It helps that the industry reacted quickly. The Direct Marketing Association issued guidelines for its members, the U.S. Postal Service formed a task force and the Magazine Publishers of America released secure-mailing recommendations.
But individual marketers and agencies did not stand idly by. Devon Direct Euro RSCG began putting together a Web site, available to all DMA members, enabling consumers to check the veracity of mailings they receive. Marketers such as Procter & Gamble Co. and Nissan North America, at considerable expense, pulled some innocent programs that, in the light of the anthrax news, could conceivably unnerve consumers. Cox Target Media, which mails Val-Pak coupon envelopes, committed to an extra $50,000 a year for special sealant to discourage tampering. Undoubtedly, more such measures will come to light in the days ahead.
With nearly all forms of mail falling under at least some suspicion, those marketers that rely on tricks and ploys to entice consumers to open solicitations will be the most vulnerable. The more familiar companies and direct-mail brands are in a vastly better position to weather the scare. Direct marketers are, after all, in the relationship business.
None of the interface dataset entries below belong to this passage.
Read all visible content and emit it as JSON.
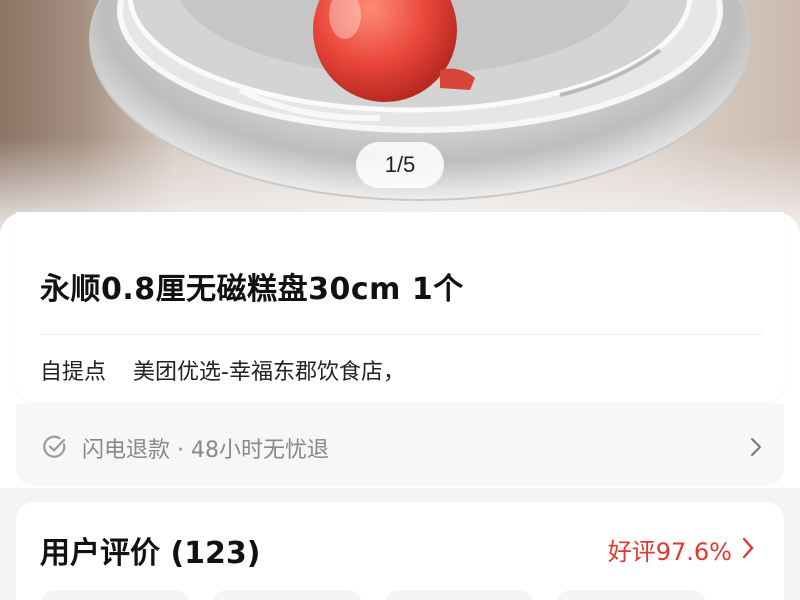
{
  "gallery": {
    "page_indicator": "1/5",
    "image_subject": "stainless steel tray with tomato"
  },
  "product": {
    "title": "永顺0.8厘无磁糕盘30cm 1个"
  },
  "pickup": {
    "label": "自提点",
    "value": "美团优选-幸福东郡饮食店，"
  },
  "service": {
    "icon": "check-circle-icon",
    "text": "闪电退款 · 48小时无忧退",
    "arrow_icon": "chevron-right-icon"
  },
  "reviews": {
    "title": "用户评价 (123)",
    "positive_rate": "好评97.6%",
    "arrow_icon": "chevron-right-icon"
  },
  "colors": {
    "accent_red": "#e2382d",
    "text_primary": "#111111",
    "text_secondary": "#888888",
    "background": "#f4f4f4"
  }
}
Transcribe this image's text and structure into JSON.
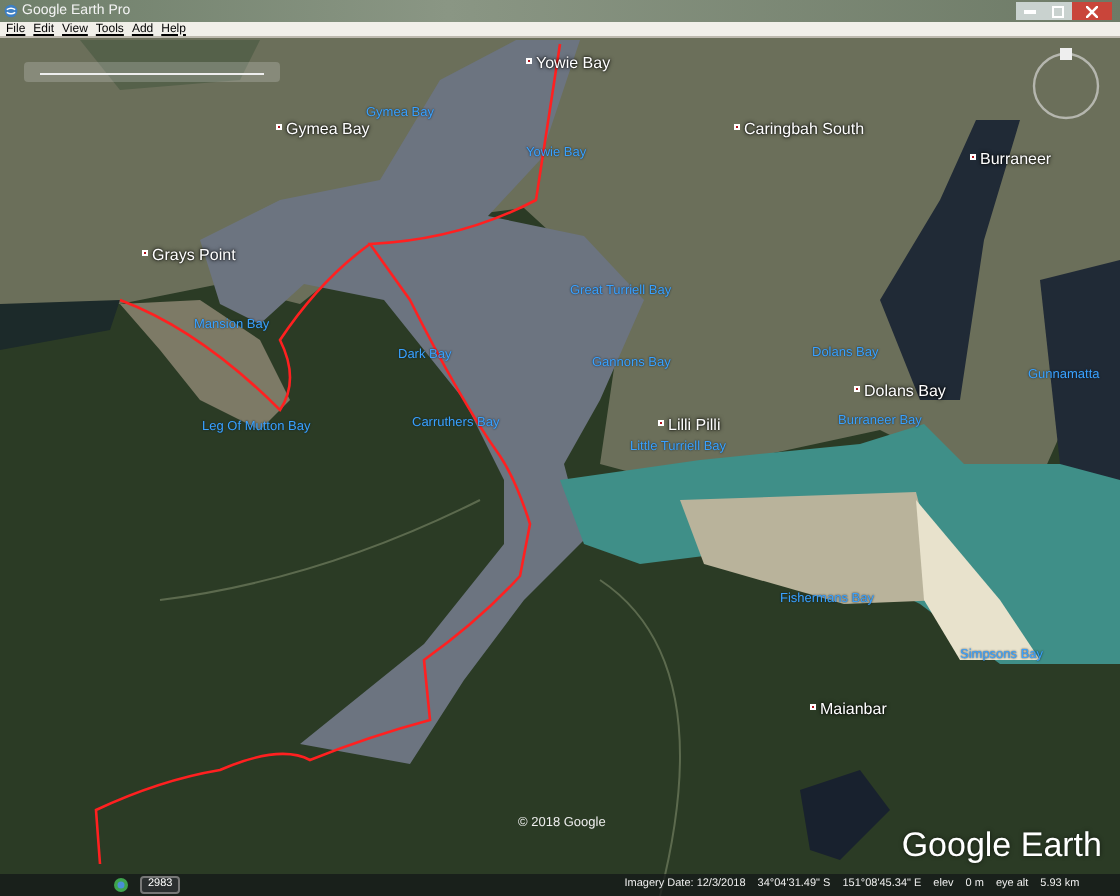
{
  "window": {
    "title": "Google Earth Pro"
  },
  "menu": [
    {
      "label": "File"
    },
    {
      "label": "Edit"
    },
    {
      "label": "View"
    },
    {
      "label": "Tools"
    },
    {
      "label": "Add"
    },
    {
      "label": "Help"
    }
  ],
  "map": {
    "places": [
      {
        "name": "Yowie Bay",
        "kind": "town"
      },
      {
        "name": "Gymea Bay",
        "kind": "bay"
      },
      {
        "name": "Gymea Bay",
        "kind": "town"
      },
      {
        "name": "Caringbah South",
        "kind": "town"
      },
      {
        "name": "Yowie Bay",
        "kind": "bay"
      },
      {
        "name": "Burraneer",
        "kind": "town"
      },
      {
        "name": "Grays Point",
        "kind": "town"
      },
      {
        "name": "Great Turriell Bay",
        "kind": "bay"
      },
      {
        "name": "Mansion Bay",
        "kind": "bay"
      },
      {
        "name": "Dolans Bay",
        "kind": "bay"
      },
      {
        "name": "Dark Bay",
        "kind": "bay"
      },
      {
        "name": "Gannons Bay",
        "kind": "bay"
      },
      {
        "name": "Gunnamatta",
        "kind": "bay"
      },
      {
        "name": "Dolans Bay",
        "kind": "town"
      },
      {
        "name": "Leg Of Mutton Bay",
        "kind": "bay"
      },
      {
        "name": "Carruthers Bay",
        "kind": "bay"
      },
      {
        "name": "Lilli Pilli",
        "kind": "town"
      },
      {
        "name": "Burraneer Bay",
        "kind": "bay"
      },
      {
        "name": "Little Turriell Bay",
        "kind": "bay"
      },
      {
        "name": "Fishermans Bay",
        "kind": "bay"
      },
      {
        "name": "Simpsons Bay",
        "kind": "bay"
      },
      {
        "name": "Maianbar",
        "kind": "town"
      }
    ],
    "copyright": "© 2018 Google",
    "logo": "Google Earth",
    "layer_count": "2983"
  },
  "status_bar": {
    "imagery_date": "Imagery Date: 12/3/2018",
    "latitude": "34°04'31.49\" S",
    "longitude": "151°08'45.34\" E",
    "elev_label": "elev",
    "elev": "0 m",
    "eye_alt_label": "eye alt",
    "eye_alt": "5.93 km"
  }
}
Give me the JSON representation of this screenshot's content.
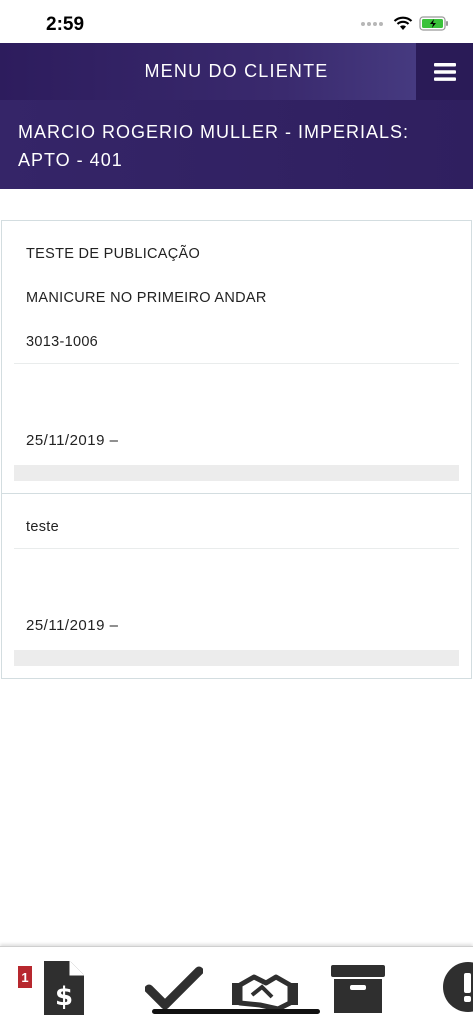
{
  "status": {
    "time": "2:59"
  },
  "header": {
    "title": "MENU DO CLIENTE"
  },
  "client": {
    "name": "MARCIO ROGERIO MULLER - IMPERIALS: APTO - 401"
  },
  "posts": [
    {
      "lines": [
        "TESTE DE PUBLICAÇÃO",
        "MANICURE NO PRIMEIRO ANDAR",
        "3013-1006"
      ],
      "date": "25/11/2019 –"
    },
    {
      "lines": [
        "teste"
      ],
      "date": "25/11/2019 –"
    }
  ],
  "bottom_nav": {
    "badge_count": "1",
    "items": [
      "invoice-icon",
      "check-icon",
      "handshake-icon",
      "archive-icon",
      "alert-icon"
    ]
  }
}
Consumers have learned over the years to trust Carol Wright, Lands' End, Columbia House and other old friends in the mailbox.
Marketers that have established the best relationships with consumers and that adapt to keep the faith-even if it ultimately means investing in expensive tamper-resistant packaging during a tough economic year-are the ones that will continue to keep the public trust.